▶ Problem details
Determine which lines of the records include the word "yoongi", and copy them.

▶ Excerpts from a dataset
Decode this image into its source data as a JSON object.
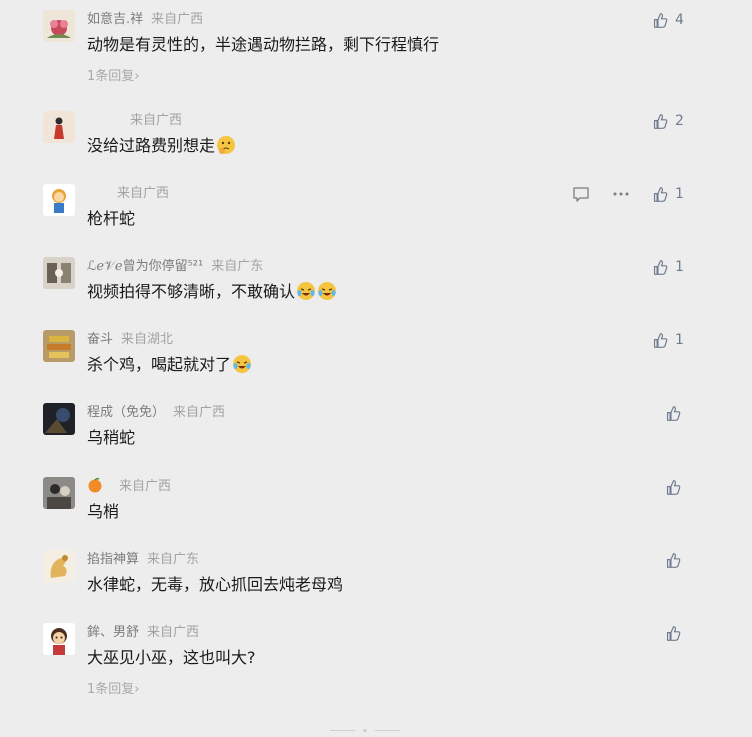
{
  "comments": [
    {
      "name": "如意吉.祥",
      "location": "来自广西",
      "text": "动物是有灵性的，半途遇动物拦路，剩下行程慎行",
      "likes": "4",
      "replies": "1条回复",
      "avatar": "flower-avatar"
    },
    {
      "name": "",
      "location": "来自广西",
      "text": "没给过路费别想走",
      "likes": "2",
      "replies": "",
      "avatar": "figure-avatar",
      "emoji": "thinking-emoji"
    },
    {
      "name": "",
      "location": "来自广西",
      "text": "枪杆蛇",
      "likes": "1",
      "replies": "",
      "avatar": "cartoon-avatar"
    },
    {
      "name": "ℒℯ𝒱ℯ曾为你停留⁵²¹",
      "location": "来自广东",
      "text": "视频拍得不够清晰，不敢确认",
      "likes": "1",
      "replies": "",
      "avatar": "photo-avatar",
      "emoji": "laughing-crying-emoji",
      "emoji_count": 2
    },
    {
      "name": "奋斗",
      "location": "来自湖北",
      "text": "杀个鸡，喝起就对了",
      "likes": "1",
      "replies": "",
      "avatar": "objects-avatar",
      "emoji": "laughing-crying-emoji",
      "emoji_count": 1
    },
    {
      "name": "程成（免免）",
      "location": "来自广西",
      "text": "乌稍蛇",
      "likes": "",
      "replies": "",
      "avatar": "dark-photo-avatar"
    },
    {
      "name": "",
      "location": "来自广西",
      "text": "乌梢",
      "likes": "",
      "replies": "",
      "avatar": "people-avatar",
      "name_emoji": "tangerine-emoji"
    },
    {
      "name": "掐指神算",
      "location": "来自广东",
      "text": "水律蛇，无毒，放心抓回去炖老母鸡",
      "likes": "",
      "replies": "",
      "avatar": "hand-avatar"
    },
    {
      "name": "鉾、男舒",
      "location": "来自广西",
      "text": "大巫见小巫，这也叫大?",
      "likes": "",
      "replies": "1条回复",
      "avatar": "cartoon-boy-avatar"
    }
  ],
  "icons": {
    "like": "thumbs-up-icon",
    "comment": "comment-icon",
    "more": "more-icon",
    "chevron": "chevron-right-icon"
  },
  "colors": {
    "background": "#ededed",
    "text": "#1a1a1a",
    "meta": "#a3a3a3",
    "like": "#6f7c8f"
  }
}
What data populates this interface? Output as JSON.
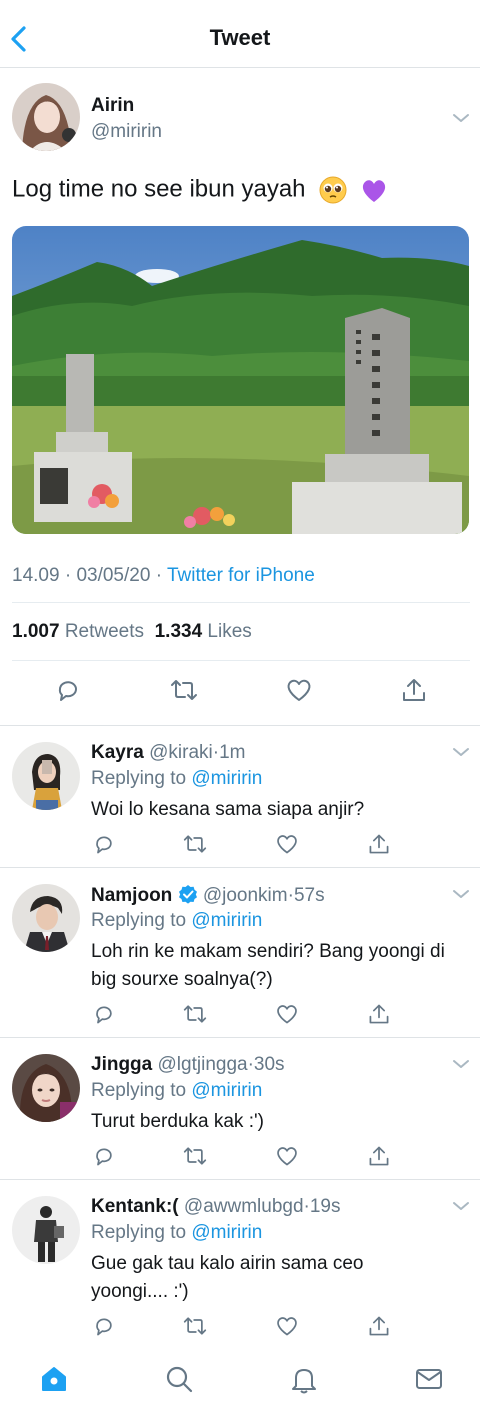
{
  "header": {
    "title": "Tweet"
  },
  "tweet": {
    "name": "Airin",
    "handle": "@miririn",
    "text": "Log time no see ibun yayah",
    "emojis": [
      "pleading-face",
      "purple-heart"
    ],
    "time": "14.09",
    "date": "03/05/20",
    "source": "Twitter for iPhone",
    "sep": "·",
    "retweets": "1.007",
    "retweets_label": "Retweets",
    "likes": "1.334",
    "likes_label": "Likes"
  },
  "replies": [
    {
      "name": "Kayra",
      "handle": "@kiraki",
      "time": "1m",
      "replying_prefix": "Replying to",
      "replying_to": "@miririn",
      "text": "Woi lo kesana sama siapa anjir?"
    },
    {
      "name": "Namjoon",
      "verified": true,
      "handle": "@joonkim",
      "time": "57s",
      "replying_prefix": "Replying to",
      "replying_to": "@miririn",
      "text": "Loh rin ke makam sendiri? Bang yoongi di big sourxe soalnya(?)"
    },
    {
      "name": "Jingga",
      "handle": "@lgtjingga",
      "time": "30s",
      "replying_prefix": "Replying to",
      "replying_to": "@miririn",
      "text": "Turut berduka kak :')"
    },
    {
      "name": "Kentank:(",
      "handle": "@awwmlubgd",
      "time": "19s",
      "replying_prefix": "Replying to",
      "replying_to": "@miririn",
      "text": "Gue gak tau kalo airin sama ceo yoongi.... :')"
    }
  ],
  "icons": [
    "back-icon",
    "chevron-down-icon",
    "reply-icon",
    "retweet-icon",
    "like-icon",
    "share-icon",
    "home-icon",
    "search-icon",
    "notifications-icon",
    "messages-icon"
  ],
  "colors": {
    "accent": "#1da1f2",
    "link": "#1b95e0",
    "secondary_text": "#657786",
    "divider": "#e6ecf0"
  }
}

▶ Answer box
      "text": "Loh rin ke makam sendiri? Bang yoongi di big sourxe soalnya(?)"
      "text": "Gue gak tau kalo airin sama ceo yoongi.... :')"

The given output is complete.